**Exercise prompt:**
Once you know how many lines below hold "JSON", reply with that number and add nothing.

------------------------

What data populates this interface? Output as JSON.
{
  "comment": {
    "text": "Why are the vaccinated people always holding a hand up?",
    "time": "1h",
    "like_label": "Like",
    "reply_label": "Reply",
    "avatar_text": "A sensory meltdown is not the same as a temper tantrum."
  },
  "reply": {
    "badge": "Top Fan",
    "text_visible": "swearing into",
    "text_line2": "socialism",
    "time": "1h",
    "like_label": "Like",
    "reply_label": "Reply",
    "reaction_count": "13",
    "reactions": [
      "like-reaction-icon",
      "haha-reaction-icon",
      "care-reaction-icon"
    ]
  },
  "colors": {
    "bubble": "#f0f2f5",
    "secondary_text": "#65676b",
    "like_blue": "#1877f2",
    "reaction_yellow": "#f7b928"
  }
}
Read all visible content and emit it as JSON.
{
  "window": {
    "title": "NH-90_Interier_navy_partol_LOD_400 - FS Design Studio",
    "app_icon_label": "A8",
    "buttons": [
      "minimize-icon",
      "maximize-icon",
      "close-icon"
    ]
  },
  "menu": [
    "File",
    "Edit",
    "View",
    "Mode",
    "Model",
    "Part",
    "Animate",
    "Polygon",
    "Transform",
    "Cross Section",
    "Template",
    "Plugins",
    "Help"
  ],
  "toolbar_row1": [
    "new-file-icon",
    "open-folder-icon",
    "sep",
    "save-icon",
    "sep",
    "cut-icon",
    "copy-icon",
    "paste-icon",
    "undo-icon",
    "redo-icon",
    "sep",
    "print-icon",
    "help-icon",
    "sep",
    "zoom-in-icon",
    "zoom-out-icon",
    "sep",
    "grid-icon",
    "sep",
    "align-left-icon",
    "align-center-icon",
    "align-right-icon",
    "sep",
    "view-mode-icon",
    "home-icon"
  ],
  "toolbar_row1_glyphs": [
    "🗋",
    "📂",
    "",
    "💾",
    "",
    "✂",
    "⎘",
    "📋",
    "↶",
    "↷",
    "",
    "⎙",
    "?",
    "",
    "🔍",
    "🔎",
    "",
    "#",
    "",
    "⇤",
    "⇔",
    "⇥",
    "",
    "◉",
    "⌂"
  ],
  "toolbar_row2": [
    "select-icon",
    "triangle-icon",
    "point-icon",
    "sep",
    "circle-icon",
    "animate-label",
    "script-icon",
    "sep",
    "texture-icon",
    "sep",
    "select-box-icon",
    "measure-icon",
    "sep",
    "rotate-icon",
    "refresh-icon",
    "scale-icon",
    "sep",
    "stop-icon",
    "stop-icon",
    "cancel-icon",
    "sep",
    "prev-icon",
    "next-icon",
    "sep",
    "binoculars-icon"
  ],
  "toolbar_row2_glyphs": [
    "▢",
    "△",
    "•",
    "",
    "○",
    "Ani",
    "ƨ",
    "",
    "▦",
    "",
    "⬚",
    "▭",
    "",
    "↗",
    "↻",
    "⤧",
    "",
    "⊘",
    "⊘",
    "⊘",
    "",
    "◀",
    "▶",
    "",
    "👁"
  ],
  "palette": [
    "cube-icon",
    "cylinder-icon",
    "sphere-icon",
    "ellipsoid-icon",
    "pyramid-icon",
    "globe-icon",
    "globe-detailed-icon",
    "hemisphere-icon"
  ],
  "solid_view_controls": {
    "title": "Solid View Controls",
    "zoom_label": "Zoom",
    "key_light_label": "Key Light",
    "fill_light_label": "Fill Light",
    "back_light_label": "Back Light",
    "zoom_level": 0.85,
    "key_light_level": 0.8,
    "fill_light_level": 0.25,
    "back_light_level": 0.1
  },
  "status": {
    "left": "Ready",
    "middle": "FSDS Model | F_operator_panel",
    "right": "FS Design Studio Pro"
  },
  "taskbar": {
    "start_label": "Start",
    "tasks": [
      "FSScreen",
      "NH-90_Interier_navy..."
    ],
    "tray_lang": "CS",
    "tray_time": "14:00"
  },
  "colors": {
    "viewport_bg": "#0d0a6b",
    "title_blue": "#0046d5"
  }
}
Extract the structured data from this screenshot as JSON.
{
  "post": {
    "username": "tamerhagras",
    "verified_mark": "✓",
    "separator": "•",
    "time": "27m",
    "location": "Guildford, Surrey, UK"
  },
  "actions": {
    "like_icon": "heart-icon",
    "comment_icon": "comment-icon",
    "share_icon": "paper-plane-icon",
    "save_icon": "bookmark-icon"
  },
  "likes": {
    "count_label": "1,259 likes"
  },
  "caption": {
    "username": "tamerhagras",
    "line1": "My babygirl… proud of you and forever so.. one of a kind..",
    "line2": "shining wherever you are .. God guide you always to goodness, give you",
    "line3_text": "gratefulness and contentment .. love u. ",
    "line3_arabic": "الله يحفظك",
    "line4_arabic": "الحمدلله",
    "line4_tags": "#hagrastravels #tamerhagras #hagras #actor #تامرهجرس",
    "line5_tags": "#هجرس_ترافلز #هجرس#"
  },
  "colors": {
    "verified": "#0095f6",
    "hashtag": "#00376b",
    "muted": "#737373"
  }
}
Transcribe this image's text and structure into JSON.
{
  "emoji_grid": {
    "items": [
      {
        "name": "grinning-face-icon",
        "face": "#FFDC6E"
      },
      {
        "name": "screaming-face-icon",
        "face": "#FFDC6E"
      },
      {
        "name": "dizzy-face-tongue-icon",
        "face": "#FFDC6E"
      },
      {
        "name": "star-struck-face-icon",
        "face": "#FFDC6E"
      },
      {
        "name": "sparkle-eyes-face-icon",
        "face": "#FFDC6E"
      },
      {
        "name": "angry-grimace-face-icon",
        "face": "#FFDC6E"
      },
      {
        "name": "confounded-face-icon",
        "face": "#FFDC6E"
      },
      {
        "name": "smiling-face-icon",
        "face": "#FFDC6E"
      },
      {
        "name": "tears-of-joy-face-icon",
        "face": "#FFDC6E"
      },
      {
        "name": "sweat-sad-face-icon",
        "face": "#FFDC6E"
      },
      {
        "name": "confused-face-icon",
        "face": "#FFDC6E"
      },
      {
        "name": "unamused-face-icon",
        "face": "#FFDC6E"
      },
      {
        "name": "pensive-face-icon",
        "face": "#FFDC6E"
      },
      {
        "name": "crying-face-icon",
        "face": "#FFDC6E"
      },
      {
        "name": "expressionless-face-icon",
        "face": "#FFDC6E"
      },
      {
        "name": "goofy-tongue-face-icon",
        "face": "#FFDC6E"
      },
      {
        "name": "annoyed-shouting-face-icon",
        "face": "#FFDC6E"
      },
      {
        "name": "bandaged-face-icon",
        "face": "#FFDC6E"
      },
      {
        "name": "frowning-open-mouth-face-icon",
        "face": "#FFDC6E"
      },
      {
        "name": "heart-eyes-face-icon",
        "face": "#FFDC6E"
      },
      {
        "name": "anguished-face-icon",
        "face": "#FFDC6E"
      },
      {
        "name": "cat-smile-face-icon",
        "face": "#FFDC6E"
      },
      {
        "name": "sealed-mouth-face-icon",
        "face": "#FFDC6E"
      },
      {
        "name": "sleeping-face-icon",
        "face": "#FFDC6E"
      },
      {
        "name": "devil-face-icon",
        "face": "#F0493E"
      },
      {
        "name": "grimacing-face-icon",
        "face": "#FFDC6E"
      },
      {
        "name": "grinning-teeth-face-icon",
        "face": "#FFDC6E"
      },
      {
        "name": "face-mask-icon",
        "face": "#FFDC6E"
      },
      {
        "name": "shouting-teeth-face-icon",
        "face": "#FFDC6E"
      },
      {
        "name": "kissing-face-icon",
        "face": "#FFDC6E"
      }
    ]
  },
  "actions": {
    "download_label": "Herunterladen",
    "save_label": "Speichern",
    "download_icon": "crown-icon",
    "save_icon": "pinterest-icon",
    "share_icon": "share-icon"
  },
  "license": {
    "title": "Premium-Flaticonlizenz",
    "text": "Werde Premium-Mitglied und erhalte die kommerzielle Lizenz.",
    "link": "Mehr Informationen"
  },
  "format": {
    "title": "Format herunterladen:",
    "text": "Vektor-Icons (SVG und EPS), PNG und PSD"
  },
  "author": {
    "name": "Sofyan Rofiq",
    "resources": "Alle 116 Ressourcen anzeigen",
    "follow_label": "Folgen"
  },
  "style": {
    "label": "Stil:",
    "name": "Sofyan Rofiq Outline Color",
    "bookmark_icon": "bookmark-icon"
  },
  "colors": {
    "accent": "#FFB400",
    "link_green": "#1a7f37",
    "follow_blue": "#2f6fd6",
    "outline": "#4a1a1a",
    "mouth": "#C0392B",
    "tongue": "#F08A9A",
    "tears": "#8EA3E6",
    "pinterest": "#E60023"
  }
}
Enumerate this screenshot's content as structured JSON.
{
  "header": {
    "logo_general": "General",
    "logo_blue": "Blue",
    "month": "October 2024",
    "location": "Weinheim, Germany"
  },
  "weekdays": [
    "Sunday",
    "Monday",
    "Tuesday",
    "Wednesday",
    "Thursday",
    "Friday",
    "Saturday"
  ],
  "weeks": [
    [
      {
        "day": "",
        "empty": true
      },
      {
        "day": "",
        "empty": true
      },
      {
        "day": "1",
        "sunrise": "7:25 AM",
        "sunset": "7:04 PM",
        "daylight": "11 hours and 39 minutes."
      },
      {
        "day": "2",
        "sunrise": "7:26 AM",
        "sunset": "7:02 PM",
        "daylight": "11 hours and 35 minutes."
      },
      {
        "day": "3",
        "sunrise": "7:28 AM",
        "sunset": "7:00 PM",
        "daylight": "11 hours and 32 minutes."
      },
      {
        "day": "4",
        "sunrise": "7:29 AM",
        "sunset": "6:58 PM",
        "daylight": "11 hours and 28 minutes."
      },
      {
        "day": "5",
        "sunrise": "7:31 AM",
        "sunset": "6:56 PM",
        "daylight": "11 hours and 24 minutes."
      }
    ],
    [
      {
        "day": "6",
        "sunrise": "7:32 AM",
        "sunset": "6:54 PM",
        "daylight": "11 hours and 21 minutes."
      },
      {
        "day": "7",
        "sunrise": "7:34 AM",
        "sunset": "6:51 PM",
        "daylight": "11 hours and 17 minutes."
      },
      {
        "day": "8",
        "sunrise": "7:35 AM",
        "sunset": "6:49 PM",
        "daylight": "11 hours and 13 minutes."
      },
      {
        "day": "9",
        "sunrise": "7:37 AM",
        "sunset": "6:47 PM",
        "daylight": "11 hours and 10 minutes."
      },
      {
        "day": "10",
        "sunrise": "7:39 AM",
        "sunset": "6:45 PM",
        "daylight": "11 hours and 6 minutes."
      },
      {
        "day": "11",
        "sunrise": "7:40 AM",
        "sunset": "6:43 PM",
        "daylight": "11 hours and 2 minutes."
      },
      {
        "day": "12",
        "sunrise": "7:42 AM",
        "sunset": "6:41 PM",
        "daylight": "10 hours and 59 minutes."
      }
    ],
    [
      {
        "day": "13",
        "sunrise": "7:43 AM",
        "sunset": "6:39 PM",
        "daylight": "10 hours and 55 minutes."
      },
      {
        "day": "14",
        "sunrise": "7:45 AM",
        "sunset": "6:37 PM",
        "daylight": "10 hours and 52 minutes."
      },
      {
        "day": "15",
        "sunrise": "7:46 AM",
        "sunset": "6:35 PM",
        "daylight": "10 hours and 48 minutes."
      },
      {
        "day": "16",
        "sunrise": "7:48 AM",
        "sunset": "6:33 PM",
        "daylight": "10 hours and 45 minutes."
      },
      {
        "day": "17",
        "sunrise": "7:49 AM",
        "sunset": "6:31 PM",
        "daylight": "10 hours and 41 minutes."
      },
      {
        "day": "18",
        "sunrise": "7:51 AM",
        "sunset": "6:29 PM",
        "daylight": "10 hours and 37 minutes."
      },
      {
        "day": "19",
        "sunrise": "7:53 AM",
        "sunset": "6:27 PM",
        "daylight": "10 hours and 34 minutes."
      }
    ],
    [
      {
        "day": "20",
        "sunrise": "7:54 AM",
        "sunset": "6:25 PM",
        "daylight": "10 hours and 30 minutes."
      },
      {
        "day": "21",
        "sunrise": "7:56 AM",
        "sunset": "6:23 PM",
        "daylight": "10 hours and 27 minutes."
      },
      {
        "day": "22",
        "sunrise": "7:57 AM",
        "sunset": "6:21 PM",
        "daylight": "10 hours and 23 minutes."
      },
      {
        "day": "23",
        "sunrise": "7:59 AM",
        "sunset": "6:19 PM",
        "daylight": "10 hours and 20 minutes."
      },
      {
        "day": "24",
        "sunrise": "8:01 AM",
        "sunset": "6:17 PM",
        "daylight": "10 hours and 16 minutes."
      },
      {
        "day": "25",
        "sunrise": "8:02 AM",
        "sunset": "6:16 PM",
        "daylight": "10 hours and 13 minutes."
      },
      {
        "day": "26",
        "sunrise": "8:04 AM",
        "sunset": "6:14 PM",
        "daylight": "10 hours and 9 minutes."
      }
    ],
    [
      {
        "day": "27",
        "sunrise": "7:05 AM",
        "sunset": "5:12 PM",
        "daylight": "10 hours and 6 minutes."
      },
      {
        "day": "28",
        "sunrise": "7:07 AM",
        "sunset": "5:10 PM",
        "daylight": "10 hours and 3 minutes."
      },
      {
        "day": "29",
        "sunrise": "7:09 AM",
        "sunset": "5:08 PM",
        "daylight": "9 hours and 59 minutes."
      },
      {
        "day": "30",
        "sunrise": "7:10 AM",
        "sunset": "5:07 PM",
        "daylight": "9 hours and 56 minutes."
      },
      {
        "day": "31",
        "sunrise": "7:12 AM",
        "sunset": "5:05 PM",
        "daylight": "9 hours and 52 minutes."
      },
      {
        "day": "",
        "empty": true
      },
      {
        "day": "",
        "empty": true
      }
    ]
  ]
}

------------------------

**Result of this task:**
5